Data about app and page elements
※ ※ ※

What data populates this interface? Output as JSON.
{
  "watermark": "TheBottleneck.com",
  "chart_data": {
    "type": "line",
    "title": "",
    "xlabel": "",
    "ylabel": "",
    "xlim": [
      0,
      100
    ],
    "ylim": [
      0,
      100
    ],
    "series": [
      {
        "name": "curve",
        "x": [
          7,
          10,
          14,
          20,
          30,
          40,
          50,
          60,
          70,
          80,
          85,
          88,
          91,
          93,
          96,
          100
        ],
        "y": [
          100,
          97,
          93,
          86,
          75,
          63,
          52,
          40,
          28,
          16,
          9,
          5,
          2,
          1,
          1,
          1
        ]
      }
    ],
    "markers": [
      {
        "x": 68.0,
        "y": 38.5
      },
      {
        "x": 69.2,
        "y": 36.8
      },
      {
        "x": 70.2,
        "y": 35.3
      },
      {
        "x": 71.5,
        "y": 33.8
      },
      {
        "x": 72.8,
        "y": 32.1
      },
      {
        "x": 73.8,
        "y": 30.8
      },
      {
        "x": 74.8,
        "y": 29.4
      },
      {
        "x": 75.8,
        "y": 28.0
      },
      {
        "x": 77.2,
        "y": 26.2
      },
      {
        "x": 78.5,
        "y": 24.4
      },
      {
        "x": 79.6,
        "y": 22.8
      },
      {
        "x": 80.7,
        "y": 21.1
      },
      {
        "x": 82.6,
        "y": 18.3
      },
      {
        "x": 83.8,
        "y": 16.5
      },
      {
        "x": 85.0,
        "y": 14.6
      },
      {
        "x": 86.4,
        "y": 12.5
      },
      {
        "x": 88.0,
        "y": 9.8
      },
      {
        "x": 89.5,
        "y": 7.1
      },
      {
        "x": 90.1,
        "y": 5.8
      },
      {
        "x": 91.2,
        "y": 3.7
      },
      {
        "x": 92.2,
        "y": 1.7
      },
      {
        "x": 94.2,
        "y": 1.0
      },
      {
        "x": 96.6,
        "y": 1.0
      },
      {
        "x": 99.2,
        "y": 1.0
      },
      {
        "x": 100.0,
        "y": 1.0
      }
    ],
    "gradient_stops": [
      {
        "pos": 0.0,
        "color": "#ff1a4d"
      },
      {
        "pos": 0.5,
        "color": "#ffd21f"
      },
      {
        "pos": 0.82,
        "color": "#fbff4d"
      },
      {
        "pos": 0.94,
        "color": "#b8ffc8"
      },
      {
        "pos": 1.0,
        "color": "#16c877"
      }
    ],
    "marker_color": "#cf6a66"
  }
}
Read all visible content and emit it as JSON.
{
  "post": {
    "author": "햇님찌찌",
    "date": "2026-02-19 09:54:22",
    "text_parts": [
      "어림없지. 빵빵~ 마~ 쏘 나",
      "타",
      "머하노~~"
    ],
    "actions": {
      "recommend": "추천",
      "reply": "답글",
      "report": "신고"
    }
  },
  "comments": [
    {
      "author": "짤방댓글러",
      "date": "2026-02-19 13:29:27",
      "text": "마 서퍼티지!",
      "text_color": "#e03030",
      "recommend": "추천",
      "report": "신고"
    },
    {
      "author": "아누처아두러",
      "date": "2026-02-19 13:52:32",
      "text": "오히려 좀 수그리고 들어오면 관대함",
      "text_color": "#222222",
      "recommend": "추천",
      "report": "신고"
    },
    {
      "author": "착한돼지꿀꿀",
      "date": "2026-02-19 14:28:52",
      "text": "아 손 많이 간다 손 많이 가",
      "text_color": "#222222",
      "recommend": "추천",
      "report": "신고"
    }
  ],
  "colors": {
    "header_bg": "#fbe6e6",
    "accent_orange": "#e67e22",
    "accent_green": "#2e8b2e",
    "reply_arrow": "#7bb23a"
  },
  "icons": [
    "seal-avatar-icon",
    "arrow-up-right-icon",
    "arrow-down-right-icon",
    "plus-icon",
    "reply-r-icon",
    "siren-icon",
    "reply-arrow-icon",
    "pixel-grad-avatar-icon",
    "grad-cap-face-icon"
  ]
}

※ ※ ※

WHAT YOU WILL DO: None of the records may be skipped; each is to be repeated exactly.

TASK RESULT:
What data populates this interface? Output as JSON.
{
  "watermark": "TheBottleneck.com",
  "chart_data": {
    "type": "line",
    "title": "",
    "xlabel": "",
    "ylabel": "",
    "xlim": [
      0,
      100
    ],
    "ylim": [
      0,
      100
    ],
    "series": [
      {
        "name": "curve",
        "x": [
          7,
          10,
          14,
          20,
          30,
          40,
          50,
          60,
          70,
          80,
          85,
          88,
          91,
          93,
          96,
          100
        ],
        "y": [
          100,
          97,
          93,
          86,
          75,
          63,
          52,
          40,
          28,
          16,
          9,
          5,
          2,
          1,
          1,
          1
        ]
      }
    ],
    "markers": [
      {
        "x": 68.0,
        "y": 38.5
      },
      {
        "x": 69.2,
        "y": 36.8
      },
      {
        "x": 70.2,
        "y": 35.3
      },
      {
        "x": 71.5,
        "y": 33.8
      },
      {
        "x": 72.8,
        "y": 32.1
      },
      {
        "x": 73.8,
        "y": 30.8
      },
      {
        "x": 74.8,
        "y": 29.4
      },
      {
        "x": 75.8,
        "y": 28.0
      },
      {
        "x": 77.2,
        "y": 26.2
      },
      {
        "x": 78.5,
        "y": 24.4
      },
      {
        "x": 79.6,
        "y": 22.8
      },
      {
        "x": 80.7,
        "y": 21.1
      },
      {
        "x": 82.6,
        "y": 18.3
      },
      {
        "x": 83.8,
        "y": 16.5
      },
      {
        "x": 85.0,
        "y": 14.6
      },
      {
        "x": 86.4,
        "y": 12.5
      },
      {
        "x": 88.0,
        "y": 9.8
      },
      {
        "x": 89.5,
        "y": 7.1
      },
      {
        "x": 90.1,
        "y": 5.8
      },
      {
        "x": 91.2,
        "y": 3.7
      },
      {
        "x": 92.2,
        "y": 1.7
      },
      {
        "x": 94.2,
        "y": 1.0
      },
      {
        "x": 96.6,
        "y": 1.0
      },
      {
        "x": 99.2,
        "y": 1.0
      },
      {
        "x": 100.0,
        "y": 1.0
      }
    ],
    "gradient_stops": [
      {
        "pos": 0.0,
        "color": "#ff1a4d"
      },
      {
        "pos": 0.5,
        "color": "#ffd21f"
      },
      {
        "pos": 0.82,
        "color": "#fbff4d"
      },
      {
        "pos": 0.94,
        "color": "#b8ffc8"
      },
      {
        "pos": 1.0,
        "color": "#16c877"
      }
    ],
    "marker_color": "#cf6a66"
  }
}
Read all visible content and emit it as JSON.
{
  "post": {
    "author": "햇님찌찌",
    "date": "2026-02-19 09:54:22",
    "text_parts": [
      "어림없지. 빵빵~ 마~ 쏘 나",
      "타",
      "머하노~~"
    ],
    "actions": {
      "recommend": "추천",
      "reply": "답글",
      "report": "신고"
    }
  },
  "comments": [
    {
      "author": "짤방댓글러",
      "date": "2026-02-19 13:29:27",
      "text": "마 서퍼티지!",
      "text_color": "#e03030",
      "recommend": "추천",
      "report": "신고"
    },
    {
      "author": "아누처아두러",
      "date": "2026-02-19 13:52:32",
      "text": "오히려 좀 수그리고 들어오면 관대함",
      "text_color": "#222222",
      "recommend": "추천",
      "report": "신고"
    },
    {
      "author": "착한돼지꿀꿀",
      "date": "2026-02-19 14:28:52",
      "text": "아 손 많이 간다 손 많이 가",
      "text_color": "#222222",
      "recommend": "추천",
      "report": "신고"
    }
  ],
  "colors": {
    "header_bg": "#fbe6e6",
    "accent_orange": "#e67e22",
    "accent_green": "#2e8b2e",
    "reply_arrow": "#7bb23a"
  },
  "icons": [
    "seal-avatar-icon",
    "arrow-up-right-icon",
    "arrow-down-right-icon",
    "plus-icon",
    "reply-r-icon",
    "siren-icon",
    "reply-arrow-icon",
    "pixel-grad-avatar-icon",
    "grad-cap-face-icon"
  ]
}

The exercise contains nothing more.